### Material for this task
============================================================
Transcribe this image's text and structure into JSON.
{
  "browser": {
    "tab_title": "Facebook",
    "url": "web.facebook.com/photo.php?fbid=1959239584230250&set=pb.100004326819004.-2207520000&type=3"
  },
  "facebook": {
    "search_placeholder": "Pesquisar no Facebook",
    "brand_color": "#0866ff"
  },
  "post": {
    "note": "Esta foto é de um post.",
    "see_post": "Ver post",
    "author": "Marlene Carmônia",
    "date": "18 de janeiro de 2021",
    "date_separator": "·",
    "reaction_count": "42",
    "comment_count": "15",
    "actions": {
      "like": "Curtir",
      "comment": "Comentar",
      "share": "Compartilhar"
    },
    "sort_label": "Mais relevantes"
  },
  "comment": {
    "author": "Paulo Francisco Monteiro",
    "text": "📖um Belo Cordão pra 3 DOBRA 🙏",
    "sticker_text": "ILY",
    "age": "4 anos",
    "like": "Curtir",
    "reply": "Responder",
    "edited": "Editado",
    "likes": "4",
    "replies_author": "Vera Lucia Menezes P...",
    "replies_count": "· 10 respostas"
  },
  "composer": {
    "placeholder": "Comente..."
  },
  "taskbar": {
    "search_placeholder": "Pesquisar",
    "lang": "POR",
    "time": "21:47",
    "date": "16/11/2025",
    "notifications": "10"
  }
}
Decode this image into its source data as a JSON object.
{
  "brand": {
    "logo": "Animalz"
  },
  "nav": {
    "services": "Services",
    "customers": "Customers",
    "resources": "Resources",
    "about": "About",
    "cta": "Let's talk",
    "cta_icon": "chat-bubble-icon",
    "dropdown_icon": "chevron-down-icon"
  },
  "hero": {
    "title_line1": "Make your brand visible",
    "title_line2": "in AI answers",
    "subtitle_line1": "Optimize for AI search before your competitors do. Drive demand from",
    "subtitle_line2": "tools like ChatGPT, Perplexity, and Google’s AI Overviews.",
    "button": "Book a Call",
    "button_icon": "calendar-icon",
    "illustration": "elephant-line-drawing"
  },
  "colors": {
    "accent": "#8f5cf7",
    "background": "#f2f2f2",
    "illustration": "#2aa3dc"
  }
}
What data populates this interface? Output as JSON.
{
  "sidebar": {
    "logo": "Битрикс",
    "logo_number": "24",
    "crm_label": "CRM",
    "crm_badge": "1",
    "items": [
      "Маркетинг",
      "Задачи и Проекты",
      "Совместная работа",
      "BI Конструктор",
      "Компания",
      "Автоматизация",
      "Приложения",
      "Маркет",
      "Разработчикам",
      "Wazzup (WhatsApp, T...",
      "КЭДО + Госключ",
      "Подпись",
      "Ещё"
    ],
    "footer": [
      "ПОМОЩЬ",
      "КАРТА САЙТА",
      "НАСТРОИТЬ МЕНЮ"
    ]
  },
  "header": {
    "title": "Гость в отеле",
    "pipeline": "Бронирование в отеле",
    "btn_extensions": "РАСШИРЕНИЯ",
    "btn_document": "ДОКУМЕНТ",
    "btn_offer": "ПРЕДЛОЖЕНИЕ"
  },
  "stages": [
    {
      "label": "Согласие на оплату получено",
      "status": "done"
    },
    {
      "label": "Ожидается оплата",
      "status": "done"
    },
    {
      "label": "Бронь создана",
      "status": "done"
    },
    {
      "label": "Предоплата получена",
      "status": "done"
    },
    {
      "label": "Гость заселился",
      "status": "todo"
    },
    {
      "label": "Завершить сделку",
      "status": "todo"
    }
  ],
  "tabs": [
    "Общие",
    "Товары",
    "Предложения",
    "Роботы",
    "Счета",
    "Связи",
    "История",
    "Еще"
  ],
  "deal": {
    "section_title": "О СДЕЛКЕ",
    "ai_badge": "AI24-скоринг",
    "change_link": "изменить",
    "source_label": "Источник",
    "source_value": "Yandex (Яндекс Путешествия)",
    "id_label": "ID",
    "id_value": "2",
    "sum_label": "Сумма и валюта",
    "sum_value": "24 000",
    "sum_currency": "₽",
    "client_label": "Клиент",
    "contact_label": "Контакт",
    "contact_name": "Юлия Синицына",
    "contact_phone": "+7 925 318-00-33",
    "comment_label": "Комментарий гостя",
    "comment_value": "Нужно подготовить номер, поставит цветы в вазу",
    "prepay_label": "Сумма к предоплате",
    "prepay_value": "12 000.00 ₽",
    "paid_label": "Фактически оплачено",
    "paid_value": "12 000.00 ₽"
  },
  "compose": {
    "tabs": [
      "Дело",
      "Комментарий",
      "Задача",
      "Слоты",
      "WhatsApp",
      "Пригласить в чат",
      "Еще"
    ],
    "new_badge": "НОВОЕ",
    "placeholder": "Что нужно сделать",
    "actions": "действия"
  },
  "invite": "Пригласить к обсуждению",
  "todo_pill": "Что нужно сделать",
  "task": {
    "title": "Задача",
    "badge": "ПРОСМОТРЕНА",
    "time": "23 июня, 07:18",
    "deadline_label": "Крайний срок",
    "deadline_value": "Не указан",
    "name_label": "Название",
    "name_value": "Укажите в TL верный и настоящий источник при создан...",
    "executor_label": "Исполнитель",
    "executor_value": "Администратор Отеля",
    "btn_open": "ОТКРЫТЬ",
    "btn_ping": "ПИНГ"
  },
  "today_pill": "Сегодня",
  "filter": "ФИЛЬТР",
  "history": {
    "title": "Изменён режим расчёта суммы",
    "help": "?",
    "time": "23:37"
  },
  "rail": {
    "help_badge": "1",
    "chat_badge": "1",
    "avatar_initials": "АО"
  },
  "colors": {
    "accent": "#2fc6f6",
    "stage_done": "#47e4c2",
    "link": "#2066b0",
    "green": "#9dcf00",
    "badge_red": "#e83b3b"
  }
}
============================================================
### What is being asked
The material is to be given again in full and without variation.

### Solution to this exercise
Transcribe this image's text and structure into JSON.
{
  "browser": {
    "tab_title": "Facebook",
    "url": "web.facebook.com/photo.php?fbid=1959239584230250&set=pb.100004326819004.-2207520000&type=3"
  },
  "facebook": {
    "search_placeholder": "Pesquisar no Facebook",
    "brand_color": "#0866ff"
  },
  "post": {
    "note": "Esta foto é de um post.",
    "see_post": "Ver post",
    "author": "Marlene Carmônia",
    "date": "18 de janeiro de 2021",
    "date_separator": "·",
    "reaction_count": "42",
    "comment_count": "15",
    "actions": {
      "like": "Curtir",
      "comment": "Comentar",
      "share": "Compartilhar"
    },
    "sort_label": "Mais relevantes"
  },
  "comment": {
    "author": "Paulo Francisco Monteiro",
    "text": "📖um Belo Cordão pra 3 DOBRA 🙏",
    "sticker_text": "ILY",
    "age": "4 anos",
    "like": "Curtir",
    "reply": "Responder",
    "edited": "Editado",
    "likes": "4",
    "replies_author": "Vera Lucia Menezes P...",
    "replies_count": "· 10 respostas"
  },
  "composer": {
    "placeholder": "Comente..."
  },
  "taskbar": {
    "search_placeholder": "Pesquisar",
    "lang": "POR",
    "time": "21:47",
    "date": "16/11/2025",
    "notifications": "10"
  }
}
Decode this image into its source data as a JSON object.
{
  "brand": {
    "logo": "Animalz"
  },
  "nav": {
    "services": "Services",
    "customers": "Customers",
    "resources": "Resources",
    "about": "About",
    "cta": "Let's talk",
    "cta_icon": "chat-bubble-icon",
    "dropdown_icon": "chevron-down-icon"
  },
  "hero": {
    "title_line1": "Make your brand visible",
    "title_line2": "in AI answers",
    "subtitle_line1": "Optimize for AI search before your competitors do. Drive demand from",
    "subtitle_line2": "tools like ChatGPT, Perplexity, and Google’s AI Overviews.",
    "button": "Book a Call",
    "button_icon": "calendar-icon",
    "illustration": "elephant-line-drawing"
  },
  "colors": {
    "accent": "#8f5cf7",
    "background": "#f2f2f2",
    "illustration": "#2aa3dc"
  }
}
What data populates this interface? Output as JSON.
{
  "sidebar": {
    "logo": "Битрикс",
    "logo_number": "24",
    "crm_label": "CRM",
    "crm_badge": "1",
    "items": [
      "Маркетинг",
      "Задачи и Проекты",
      "Совместная работа",
      "BI Конструктор",
      "Компания",
      "Автоматизация",
      "Приложения",
      "Маркет",
      "Разработчикам",
      "Wazzup (WhatsApp, T...",
      "КЭДО + Госключ",
      "Подпись",
      "Ещё"
    ],
    "footer": [
      "ПОМОЩЬ",
      "КАРТА САЙТА",
      "НАСТРОИТЬ МЕНЮ"
    ]
  },
  "header": {
    "title": "Гость в отеле",
    "pipeline": "Бронирование в отеле",
    "btn_extensions": "РАСШИРЕНИЯ",
    "btn_document": "ДОКУМЕНТ",
    "btn_offer": "ПРЕДЛОЖЕНИЕ"
  },
  "stages": [
    {
      "label": "Согласие на оплату получено",
      "status": "done"
    },
    {
      "label": "Ожидается оплата",
      "status": "done"
    },
    {
      "label": "Бронь создана",
      "status": "done"
    },
    {
      "label": "Предоплата получена",
      "status": "done"
    },
    {
      "label": "Гость заселился",
      "status": "todo"
    },
    {
      "label": "Завершить сделку",
      "status": "todo"
    }
  ],
  "tabs": [
    "Общие",
    "Товары",
    "Предложения",
    "Роботы",
    "Счета",
    "Связи",
    "История",
    "Еще"
  ],
  "deal": {
    "section_title": "О СДЕЛКЕ",
    "ai_badge": "AI24-скоринг",
    "change_link": "изменить",
    "source_label": "Источник",
    "source_value": "Yandex (Яндекс Путешествия)",
    "id_label": "ID",
    "id_value": "2",
    "sum_label": "Сумма и валюта",
    "sum_value": "24 000",
    "sum_currency": "₽",
    "client_label": "Клиент",
    "contact_label": "Контакт",
    "contact_name": "Юлия Синицына",
    "contact_phone": "+7 925 318-00-33",
    "comment_label": "Комментарий гостя",
    "comment_value": "Нужно подготовить номер, поставит цветы в вазу",
    "prepay_label": "Сумма к предоплате",
    "prepay_value": "12 000.00 ₽",
    "paid_label": "Фактически оплачено",
    "paid_value": "12 000.00 ₽"
  },
  "compose": {
    "tabs": [
      "Дело",
      "Комментарий",
      "Задача",
      "Слоты",
      "WhatsApp",
      "Пригласить в чат",
      "Еще"
    ],
    "new_badge": "НОВОЕ",
    "placeholder": "Что нужно сделать",
    "actions": "действия"
  },
  "invite": "Пригласить к обсуждению",
  "todo_pill": "Что нужно сделать",
  "task": {
    "title": "Задача",
    "badge": "ПРОСМОТРЕНА",
    "time": "23 июня, 07:18",
    "deadline_label": "Крайний срок",
    "deadline_value": "Не указан",
    "name_label": "Название",
    "name_value": "Укажите в TL верный и настоящий источник при создан...",
    "executor_label": "Исполнитель",
    "executor_value": "Администратор Отеля",
    "btn_open": "ОТКРЫТЬ",
    "btn_ping": "ПИНГ"
  },
  "today_pill": "Сегодня",
  "filter": "ФИЛЬТР",
  "history": {
    "title": "Изменён режим расчёта суммы",
    "help": "?",
    "time": "23:37"
  },
  "rail": {
    "help_badge": "1",
    "chat_badge": "1",
    "avatar_initials": "АО"
  },
  "colors": {
    "accent": "#2fc6f6",
    "stage_done": "#47e4c2",
    "link": "#2066b0",
    "green": "#9dcf00",
    "badge_red": "#e83b3b"
  }
}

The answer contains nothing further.